“All you’ve been saying is quite right, I shouldn’t wonder. I’m a chap who always liked to know the worst and then put the best face I can on it. So I won’t deny any of what you said. But there’s one thing more to be said, even so. Suppose we have only dreamed, or made up, all those things—trees and grass and sun and moon and stars and Aslan himself. Suppose we have. Then all I can say is that, in that case, the made-up things seem a good deal more important than the real ones. Suppose this black pit of a kingdom of yours is the only world. Well it strikes me as a pretty poor one. And that’s a funny thing, when you come to think of it. We’re just babies making up a game, if you’re right. But four babies playing a game can make a play world which licks your real world hollow. That’s why I’m going to stand by the play-world. I’m on Aslan’s side even if there isn’t any Aslan to lead it. I’m going to live as like a Narnian as I can even if there isn’t any Narnia. So, thanking you kindly for our supper, if these two gentlemen and the young lady are ready, we’re leaving your court at once and setting out in the dark to spend our lives looking for Overland. Not that our lives will be very long, I should think; but that’s a small loss if the world’s as dull a place as you say.”
To quote Eustace and Jill, “Oh, hurrah! Good old Puddleglum!”

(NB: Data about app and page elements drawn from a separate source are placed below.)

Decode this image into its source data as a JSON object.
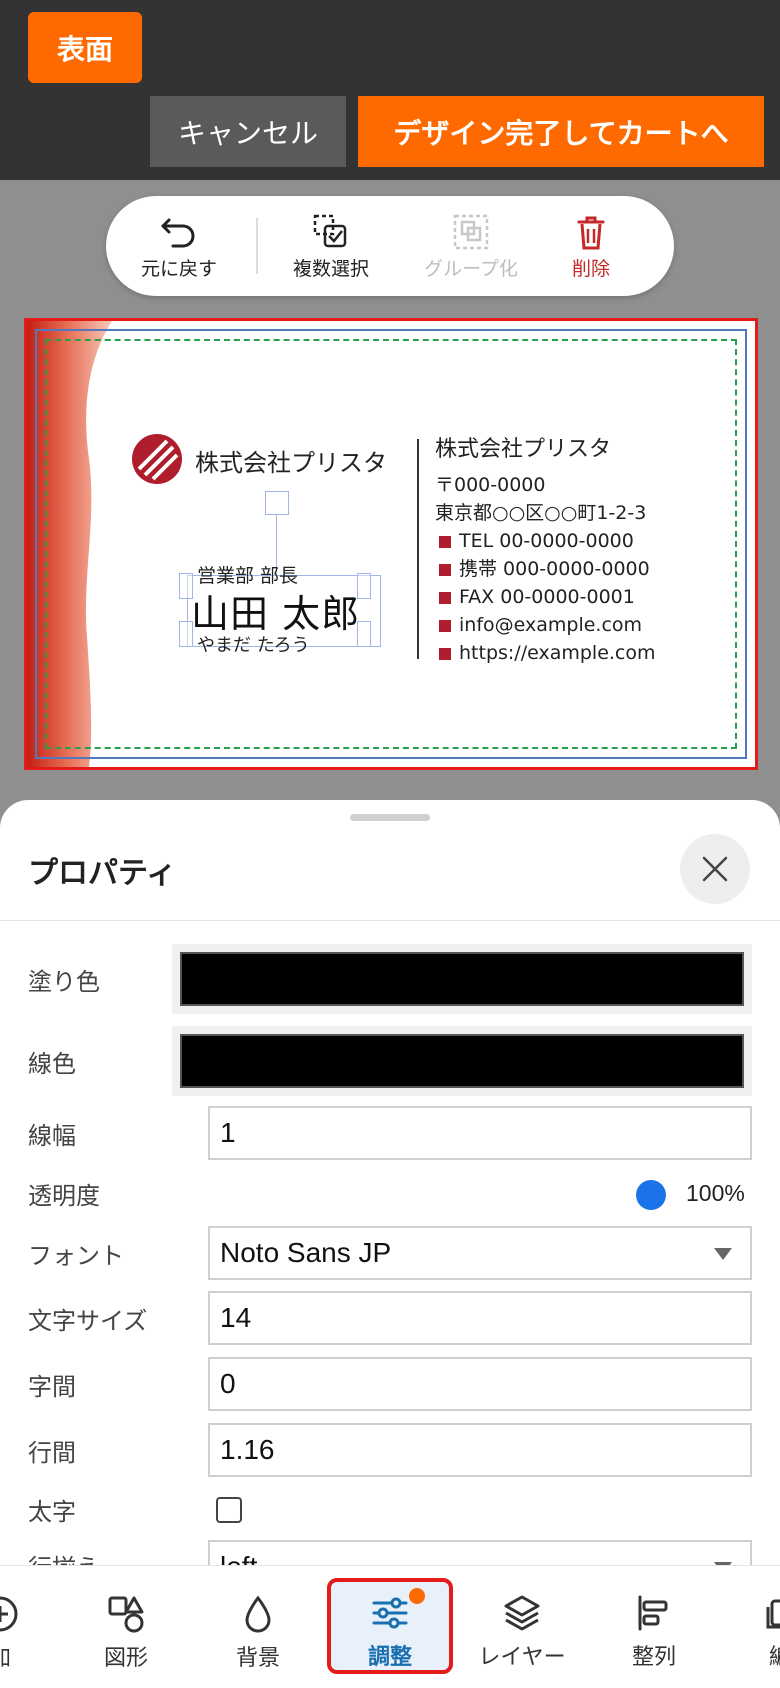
{
  "header": {
    "side_label": "表面",
    "cancel_label": "キャンセル",
    "finish_label": "デザイン完了してカートへ"
  },
  "toolbar": {
    "undo": "元に戻す",
    "multi_select": "複数選択",
    "group": "グループ化",
    "delete": "削除"
  },
  "card": {
    "company_left": "株式会社プリスタ",
    "department": "営業部 部長",
    "name": "山田 太郎",
    "kana": "やまだ たろう",
    "company_right": "株式会社プリスタ",
    "postal": "〒000-0000",
    "address": "東京都○○区○○町1-2-3",
    "contacts": [
      "TEL 00-0000-0000",
      "携帯 000-0000-0000",
      "FAX 00-0000-0001",
      "info@example.com",
      "https://example.com"
    ],
    "accent_color": "#b01e2e"
  },
  "properties": {
    "title": "プロパティ",
    "fill_color_label": "塗り色",
    "fill_color": "#000000",
    "stroke_color_label": "線色",
    "stroke_color": "#000000",
    "stroke_width_label": "線幅",
    "stroke_width": "1",
    "opacity_label": "透明度",
    "opacity_value": "100%",
    "font_label": "フォント",
    "font_value": "Noto Sans JP",
    "font_size_label": "文字サイズ",
    "font_size": "14",
    "letter_spacing_label": "字間",
    "letter_spacing": "0",
    "line_height_label": "行間",
    "line_height": "1.16",
    "bold_label": "太字",
    "align_label": "行揃え",
    "align_value": "left"
  },
  "bottom_nav": {
    "items": [
      "加",
      "図形",
      "背景",
      "調整",
      "レイヤー",
      "整列",
      "編"
    ],
    "active": "調整"
  }
}
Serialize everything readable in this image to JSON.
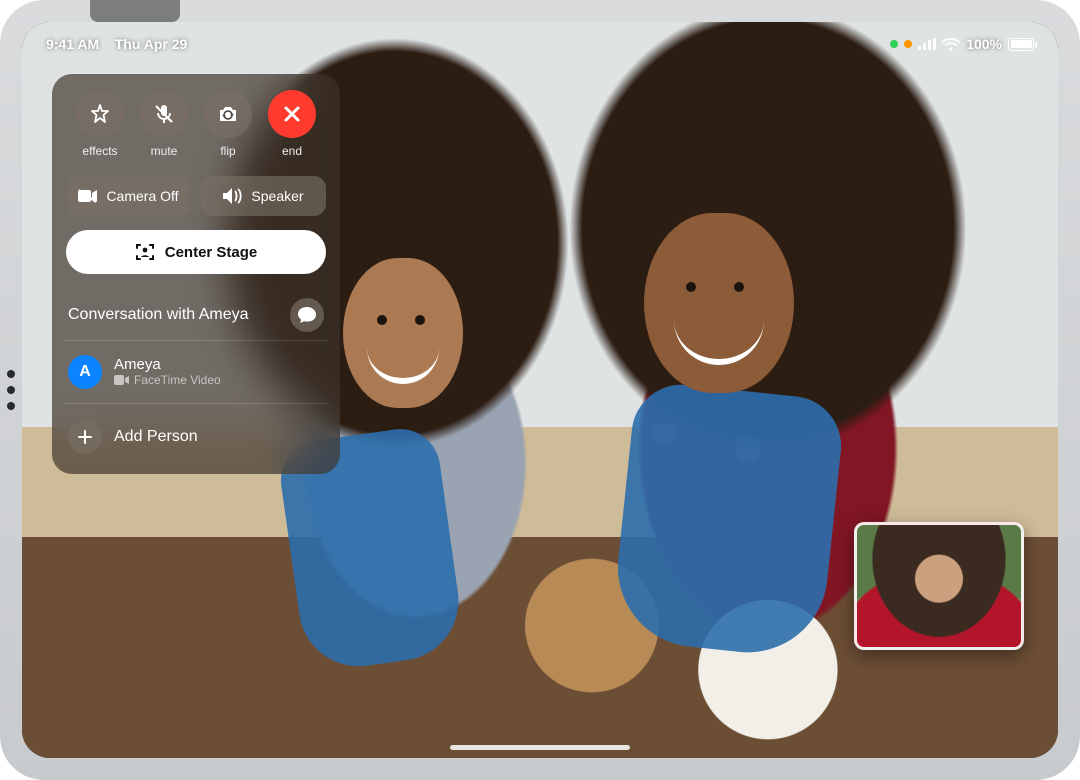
{
  "status": {
    "time": "9:41 AM",
    "date": "Thu Apr 29",
    "battery_pct": "100%"
  },
  "controls": {
    "effects": "effects",
    "mute": "mute",
    "flip": "flip",
    "end": "end",
    "camera_off": "Camera Off",
    "speaker": "Speaker",
    "center_stage": "Center Stage"
  },
  "conversation": {
    "title": "Conversation with Ameya"
  },
  "participant": {
    "initial": "A",
    "name": "Ameya",
    "subtitle": "FaceTime Video"
  },
  "add_person": "Add Person",
  "colors": {
    "end_red": "#ff3b30",
    "accent_blue": "#0a84ff"
  }
}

Puddleglum wisely stopped trying to convince the witch. He stopped debating with her. Debating was playing right into her game plan. She had no interest in understanding their perspective, nor of seeing the truth, nor even of using logical arguments in debate. In fact, she already knew what they said was true and what she said was a lie…she was not in need of convincing nor open to being convinced. But as long as she could draw them into a debate, she could continue to spin her web of lies, making them question their own sanity, their own memories, and the testimony of their own eyes.

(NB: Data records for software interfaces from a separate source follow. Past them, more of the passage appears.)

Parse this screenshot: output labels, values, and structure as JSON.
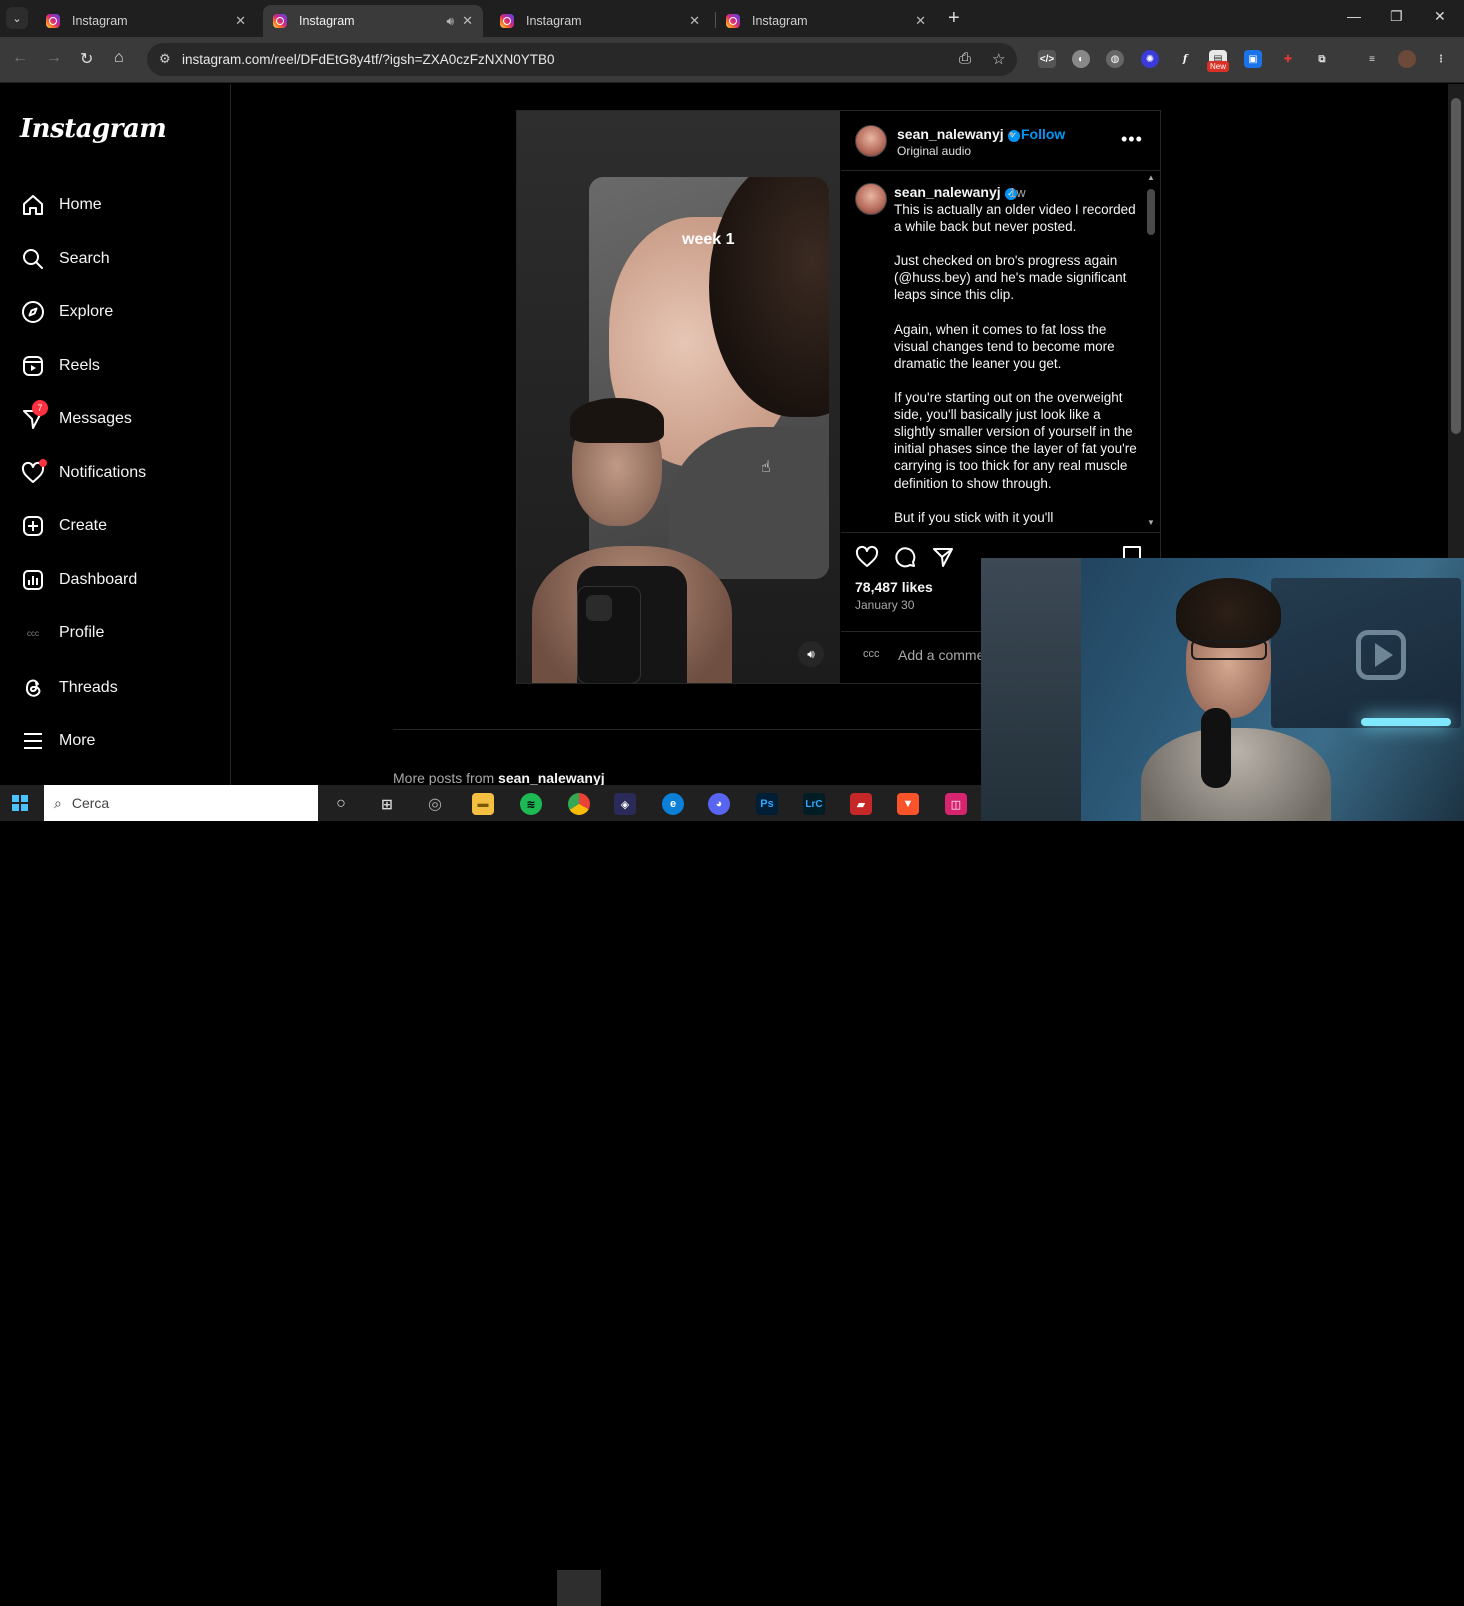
{
  "browser": {
    "tabs": [
      {
        "title": "Instagram",
        "active": false
      },
      {
        "title": "Instagram",
        "active": true
      },
      {
        "title": "Instagram",
        "active": false
      },
      {
        "title": "Instagram",
        "active": false
      }
    ],
    "url": "instagram.com/reel/DFdEtG8y4tf/?igsh=ZXA0czFzNXN0YTB0",
    "extension_badge": "New"
  },
  "sidebar": {
    "logo": "Instagram",
    "items": [
      {
        "label": "Home",
        "icon": "home-icon"
      },
      {
        "label": "Search",
        "icon": "search-icon"
      },
      {
        "label": "Explore",
        "icon": "compass-icon"
      },
      {
        "label": "Reels",
        "icon": "reels-icon"
      },
      {
        "label": "Messages",
        "icon": "messenger-icon",
        "badge": "7"
      },
      {
        "label": "Notifications",
        "icon": "heart-icon"
      },
      {
        "label": "Create",
        "icon": "plus-square-icon"
      },
      {
        "label": "Dashboard",
        "icon": "chart-icon"
      },
      {
        "label": "Profile",
        "icon": "avatar-icon"
      },
      {
        "label": "Threads",
        "icon": "threads-icon"
      },
      {
        "label": "More",
        "icon": "menu-icon"
      }
    ],
    "profile_avatar_text": "ccc"
  },
  "post": {
    "video_overlay_text": "week 1",
    "username": "sean_nalewanyj",
    "follow_label": "Follow",
    "separator": "•",
    "audio": "Original audio",
    "caption_time": "1w",
    "caption": "This is actually an older video I recorded a while back but never posted.\n\nJust checked on bro's progress again (@huss.bey) and he's made significant leaps since this clip.\n\nAgain, when it comes to fat loss the visual changes tend to become more dramatic the leaner you get.\n\nIf you're starting out on the overweight side, you'll basically just look like a slightly smaller version of yourself in the initial phases since the layer of fat you're carrying is too thick for any real muscle definition to show through.\n\nBut if you stick with it you'll",
    "likes": "78,487 likes",
    "date": "January 30",
    "comment_avatar_text": "ccc",
    "comment_placeholder": "Add a comme",
    "more_posts_prefix": "More posts from",
    "more_posts_user": "sean_nalewanyj"
  },
  "taskbar": {
    "search_placeholder": "Cerca"
  },
  "colors": {
    "accent": "#0095f6",
    "badge": "#ff3040",
    "background": "#000000"
  }
}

Puddleglum chose to stop debating and to simply cling to what truth he could see. He took a stand and stated the truth he could see at the moment…in a manner that shut off all argument or debate. Trying to convince the witch was futile and completely unnecessary.
It is important to confront lies with the truth. It is futile to try to convince a liar they are lying. They already know they’re lying…and have already chosen to continue lying. Debating just gives them more opportunity to spin their lies.It is important to confront lies with the truth. It is futile to try to convince a liar they are lying. Click To Tweet
So stop debating. Stand firm in the truth and refuse to debate. This is the best escape from the manipulative fog of deceit.
BUT…if you are in an abusive relationship…make sure you have a safety plan…ask for help from trusted friends…or make new friends who can be trusted.
When Puddleglum exposed the witch’s lies, she finally dropped all pretense and transformed into a deadly serpent, trying to kill them all. The same often happens when an abuser is confronted by a victim escaping their control…they become more dangerous than ever.
Cling to the truth. Take a stand. Have a safety plan. Ask for help. Trust God…because He is trustworthy.
In the story of Prince Rilian, Aslan sent friends to help him in his hour of need. The friends helped free him from the Green Lady’s deceptive enslavement, and defended him when she tried to kill him.
If you are trapped in an abusive relationship, ask God to help you seek out friends who can help. One place to start may be by contacting a shelter near you.
Any abused woman located in central Arkansas can contact The Dorcas House at (501) 374-4022 for help and shelter for herself and her children.
Here is a web page with a list of resources to find help in other regions: https://cryingoutforjustice.com/resources/domestic-violence-agencies-us-and-canada/